I just got back from seeing Buzz Lightyear even though it has failed massively at the box office, because I am a grown man who has nothing better to do than watch children’s fil… because I heard about the supposed ‘woke’ controversy and thought it was worth analysing.
So yes, there was a lesbian couple in it. Which is being made political by those who say it is just normal and inclusive (but didn’t have the guts for such inclusivity 10 years ago and still don’t for China).
Honestly, the main issue to me is that LGBT representation will mean little to young children cause, they don’t have a sexual identity. Sexual development doesn’t start at birth, sorry guys. Children before puberty, especially before say 9, don’t really think about this stuff unless adults encourage them too.
But I was mainly surprised to discover this was the Buzz Lightyear film Andy saw in 1995. I didn’t know there were LGBT inclusive films then or even in the next 10-20 years after that. I mean Toy Story wasn’t inclusive, nor was the Lion King (does Scar count?) or Tarzan in 1999, or the Prince of Egypt. But apparently the Buzz Light Year film was very progressive.

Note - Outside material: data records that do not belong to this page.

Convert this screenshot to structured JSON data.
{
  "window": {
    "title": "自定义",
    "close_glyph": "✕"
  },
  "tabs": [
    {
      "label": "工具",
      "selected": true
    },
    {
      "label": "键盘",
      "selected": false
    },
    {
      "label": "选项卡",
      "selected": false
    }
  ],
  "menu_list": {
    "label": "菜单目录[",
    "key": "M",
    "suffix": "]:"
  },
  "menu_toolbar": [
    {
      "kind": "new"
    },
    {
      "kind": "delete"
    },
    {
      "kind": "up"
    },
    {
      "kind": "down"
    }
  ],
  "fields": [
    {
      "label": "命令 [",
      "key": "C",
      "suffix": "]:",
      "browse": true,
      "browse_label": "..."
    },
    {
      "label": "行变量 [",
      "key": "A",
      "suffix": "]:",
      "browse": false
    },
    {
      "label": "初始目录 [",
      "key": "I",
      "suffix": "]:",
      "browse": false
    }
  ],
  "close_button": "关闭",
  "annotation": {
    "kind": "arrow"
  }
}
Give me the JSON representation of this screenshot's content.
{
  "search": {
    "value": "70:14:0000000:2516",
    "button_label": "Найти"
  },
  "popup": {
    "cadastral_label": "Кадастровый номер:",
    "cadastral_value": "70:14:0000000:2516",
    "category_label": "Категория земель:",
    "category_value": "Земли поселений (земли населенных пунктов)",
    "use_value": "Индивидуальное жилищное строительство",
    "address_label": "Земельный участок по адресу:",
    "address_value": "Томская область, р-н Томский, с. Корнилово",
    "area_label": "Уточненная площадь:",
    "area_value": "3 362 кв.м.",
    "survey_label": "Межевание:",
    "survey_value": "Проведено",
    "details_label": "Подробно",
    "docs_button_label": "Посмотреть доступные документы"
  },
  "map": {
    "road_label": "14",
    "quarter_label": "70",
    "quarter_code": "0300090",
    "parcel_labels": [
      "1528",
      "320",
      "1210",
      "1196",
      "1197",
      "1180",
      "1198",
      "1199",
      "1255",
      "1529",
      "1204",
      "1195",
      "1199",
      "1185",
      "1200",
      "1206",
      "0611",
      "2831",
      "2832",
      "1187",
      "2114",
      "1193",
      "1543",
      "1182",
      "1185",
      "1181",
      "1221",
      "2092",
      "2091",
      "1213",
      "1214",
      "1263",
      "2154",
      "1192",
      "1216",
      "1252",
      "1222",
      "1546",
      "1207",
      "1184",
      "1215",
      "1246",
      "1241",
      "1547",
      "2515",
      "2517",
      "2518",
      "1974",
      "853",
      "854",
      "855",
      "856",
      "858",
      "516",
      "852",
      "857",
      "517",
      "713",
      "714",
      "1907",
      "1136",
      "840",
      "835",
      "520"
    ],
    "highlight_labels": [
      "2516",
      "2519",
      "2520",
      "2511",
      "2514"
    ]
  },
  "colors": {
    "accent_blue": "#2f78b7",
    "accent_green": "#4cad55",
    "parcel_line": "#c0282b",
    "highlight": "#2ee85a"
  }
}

(Spoiler alert) I also thought Zurk was indeed Buzz Lightyear’s father not Buzz from the future.
Honestly, we all know that Andy became a Buzz fan because of the Buzz Lightyear of Star Command cartoon series that aired on Disney Afternoon back in the day (I had nothing better to do then either).
Pretending this was the 1995 film is just pure nostalgia bate. They try to cash in on nostalgia for classical properties (which are less than 30 years old nowadays) without doing it justice and while anachronistically imposing 2022 sensibilities (for the non-Chinese viewers).
What’s next? A war movie, supposedly made in 1955 containing a cool, rogue action girl fighting alongside the man in WWII and swearing? Everything in black and white except for her purple hair? Why am I even thinking of that? And now you as well!
This is life now. I write movie reviews again but now as political articles for a (Socratic sense) philosophical site. Pixar movies are political now (and not in the clever The Incredibles way).
Oh, and the film was rather disappointing. The supporting characters were relatively one note, character arcs simplistic and the film’s message about accepting help from rookies was both stupid and undermined the rookie characters messing up more often than not.